Those of other races, therefore, have the same rights as ‘native Israelites’. An Inclusive Israel, an Inclusive Inheritance.
An Inclusive Temple
The inclusive nature of Israel extends beyond identity and inheritance to include the right to worship God in the Temple. God declares through the prophet Isaiah his acceptance of all who come to him in faith.
“Let no foreigner who has bound himself to the LORD say, “The LORD will surely exclude me from his people.” … And foreigners who bind themselves to the LORD to serve him, to love the name of the LORD, and to worship him, all who keep the Sabbath without desecrating it and who hold fast to my covenant— these I will bring to my holy mountain and give them joy in my house of prayer. … for my house will be called a house of prayer for all nations.” (Isaiah 56:3, 6-7)
As we have seen, Jesus cites Isaiah 56 to justify his actions in clearing the money changers and traders out of the Temple. But he is saying something much more profound than merely cleaning up the corruption in the Temple.
The act of cursing the fig tree recorded later in Matthew 21 was a sign of judgment on those who had rejected their Messiah. Old Testament prophecies identify Israel as a fig tree that would be cursed. (See Hosea 9 and Jeremiah 24). After a series of parables, Jesus concludes:
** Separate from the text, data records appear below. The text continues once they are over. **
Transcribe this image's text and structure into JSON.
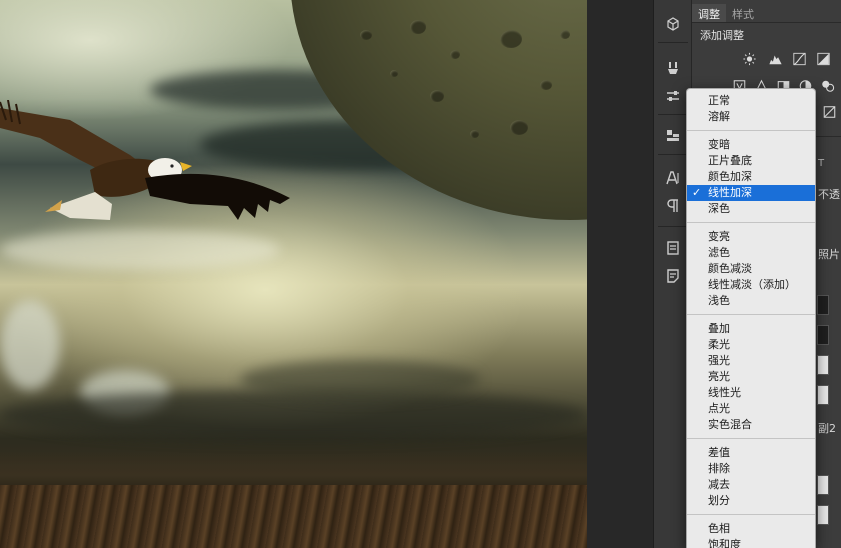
{
  "panel": {
    "tabs": [
      {
        "label": "调整",
        "active": true
      },
      {
        "label": "样式",
        "active": false
      }
    ],
    "add_adjustment": "添加调整",
    "adjustment_icons": [
      "brightness-icon",
      "levels-icon",
      "curves-icon",
      "exposure-icon"
    ],
    "adjustment_icons_row2": [
      "vibrance-icon",
      "hue-saturation-icon",
      "color-balance-icon",
      "black-white-icon",
      "photo-filter-icon"
    ],
    "fragments": {
      "opacity": "不透",
      "photo": "照片",
      "copy2": "副2"
    }
  },
  "tools": [
    "3d-icon",
    "brush-preset-icon",
    "adjust-icon",
    "layer-comps-icon",
    "character-icon",
    "paragraph-icon",
    "history-icon",
    "notes-icon"
  ],
  "blend_menu": {
    "selected": "线性加深",
    "groups": [
      [
        "正常",
        "溶解"
      ],
      [
        "变暗",
        "正片叠底",
        "颜色加深",
        "线性加深",
        "深色"
      ],
      [
        "变亮",
        "滤色",
        "颜色减淡",
        "线性减淡（添加）",
        "浅色"
      ],
      [
        "叠加",
        "柔光",
        "强光",
        "亮光",
        "线性光",
        "点光",
        "实色混合"
      ],
      [
        "差值",
        "排除",
        "减去",
        "划分"
      ],
      [
        "色相",
        "饱和度"
      ]
    ],
    "check_mark": "✓"
  },
  "colors": {
    "selection": "#1a6fd8",
    "menu_bg": "#eaeaea",
    "panel_bg": "#3c3c3c"
  }
}
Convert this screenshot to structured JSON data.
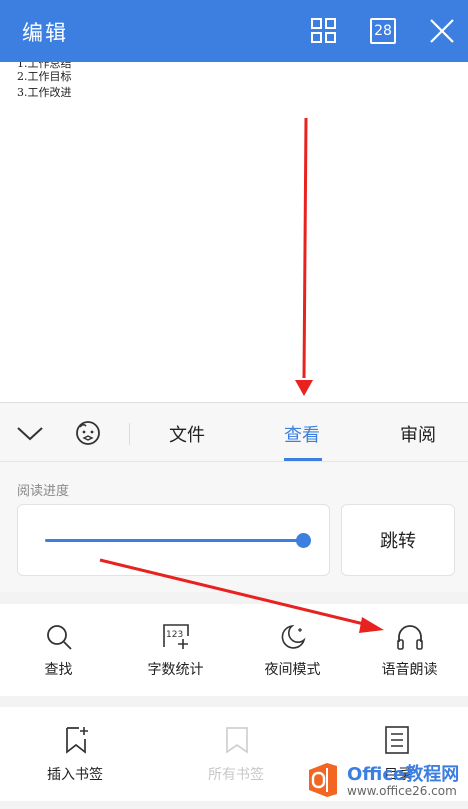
{
  "topbar": {
    "title": "编辑",
    "page_count": "28"
  },
  "document": {
    "lines": [
      "1.工作总结",
      "2.工作目标",
      "3.工作改进"
    ]
  },
  "tabs": {
    "items": [
      {
        "label": "文件",
        "active": false
      },
      {
        "label": "查看",
        "active": true
      },
      {
        "label": "审阅",
        "active": false
      }
    ]
  },
  "progress": {
    "label": "阅读进度",
    "value": 1.0,
    "jump_label": "跳转"
  },
  "tools": [
    {
      "label": "查找",
      "icon": "search-icon"
    },
    {
      "label": "字数统计",
      "icon": "word-count-icon"
    },
    {
      "label": "夜间模式",
      "icon": "night-mode-icon"
    },
    {
      "label": "语音朗读",
      "icon": "headphones-icon"
    }
  ],
  "bookmarks": [
    {
      "label": "插入书签",
      "icon": "bookmark-add-icon",
      "enabled": true
    },
    {
      "label": "所有书签",
      "icon": "bookmark-icon",
      "enabled": false
    },
    {
      "label": "目录",
      "icon": "table-of-contents-icon",
      "enabled": true
    }
  ],
  "watermark": {
    "brand": "Office教程网",
    "url": "www.office26.com"
  },
  "colors": {
    "accent": "#3d7fe0",
    "annotation_arrow": "#e8231f",
    "watermark_orange": "#f26522"
  }
}
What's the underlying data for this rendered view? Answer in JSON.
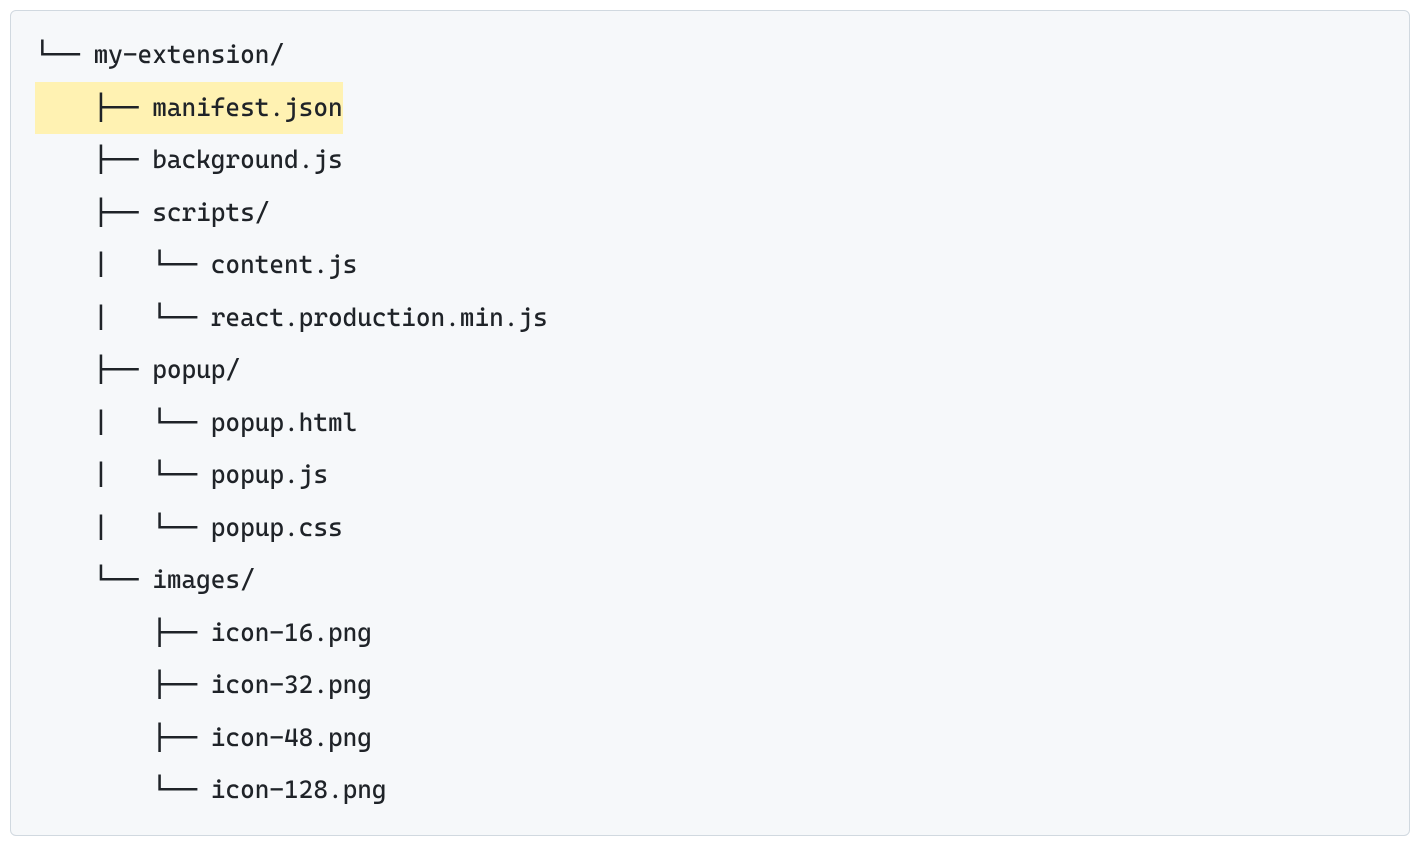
{
  "tree": {
    "lines": [
      {
        "prefix": "└── ",
        "name": "my-extension/",
        "highlighted": false
      },
      {
        "prefix": "    ├── ",
        "name": "manifest.json",
        "highlighted": true
      },
      {
        "prefix": "    ├── ",
        "name": "background.js",
        "highlighted": false
      },
      {
        "prefix": "    ├── ",
        "name": "scripts/",
        "highlighted": false
      },
      {
        "prefix": "    |   └── ",
        "name": "content.js",
        "highlighted": false
      },
      {
        "prefix": "    |   └── ",
        "name": "react.production.min.js",
        "highlighted": false
      },
      {
        "prefix": "    ├── ",
        "name": "popup/",
        "highlighted": false
      },
      {
        "prefix": "    |   └── ",
        "name": "popup.html",
        "highlighted": false
      },
      {
        "prefix": "    |   └── ",
        "name": "popup.js",
        "highlighted": false
      },
      {
        "prefix": "    |   └── ",
        "name": "popup.css",
        "highlighted": false
      },
      {
        "prefix": "    └── ",
        "name": "images/",
        "highlighted": false
      },
      {
        "prefix": "        ├── ",
        "name": "icon-16.png",
        "highlighted": false
      },
      {
        "prefix": "        ├── ",
        "name": "icon-32.png",
        "highlighted": false
      },
      {
        "prefix": "        ├── ",
        "name": "icon-48.png",
        "highlighted": false
      },
      {
        "prefix": "        └── ",
        "name": "icon-128.png",
        "highlighted": false
      }
    ]
  }
}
“Therefore I tell you that the kingdom of God will be taken away from you and given to a people who will produce its fruit.” (Matthew 21:43)
This is because membership of God’s people was never on the basis of hereditary or race but always on the basis of faith and fruit. Just as it is now. If you want to explore the relationship between Israel and the Church,
I commend a bible study by John Stott called “The Place of Israel” which shows how the word Israel is used in the New Testament. You’ll find it in the back of my book Zion’s Christian Soldiers. The religious leaders had turned the Temple into an ugly sight, but for one brief moment Jesus turned it into a place of beauty.
In Matthew 21:14 we read how for one brief moment the house was no longer a den of robbers, but a house of prayer. “The blind and the lame came to him at the temple, and he healed them.” (Matthew 21:14). What a picture. The Temple court was thrown into total disarray, doves, lambs, sheep and goats running loose. People scrambling for the coins amidst the upturned money tables. But here also were the blind and the lame. The face that a moment before had flamed with indignation was soft with the radiance of compassion. This is one of the most moving pictures in the Gospels. Jesus casts out but He also takes in. He overthrows but He also builds up. “my house will be called a house of prayer for all nations… I will gather still others to them…” Jesus did not merely quote it – he fulfilled it. He cast out and he overthrew, and in place of those who turned their backs on Jesus, he gathered the exiles, the outcasts, the blind and the lame of all nations. This is our King in action. What a King.
Thank God for this vision of the King. I could not live in a world so full of evil if it were not for my belief in a king of justice. A king who can and does overthrow and cast out. But thank God also, this King gathers the outcasts and heals them. Like Jesus we must work as he gives us the opportunity. We must work where ever there is arrogance and racism, where ever there is ethnic cleansing, where ever there are refugees and asylum seekers, even as this week, martyrs too. It should not surprise us that much of this world is a war zone.
If you want to know someone’s heart, observe their final journey. We have glimpsed Jesus heart. What about yours? Are you passionate not just for upholding justice but also relieving injustice? Challenging evil and cleansing evil? Worshipping the Peace Maker but also working at peace making? Cross the divide. Be a bridge builder. Be a peace maker, like your Master this Easter. Let’s pray.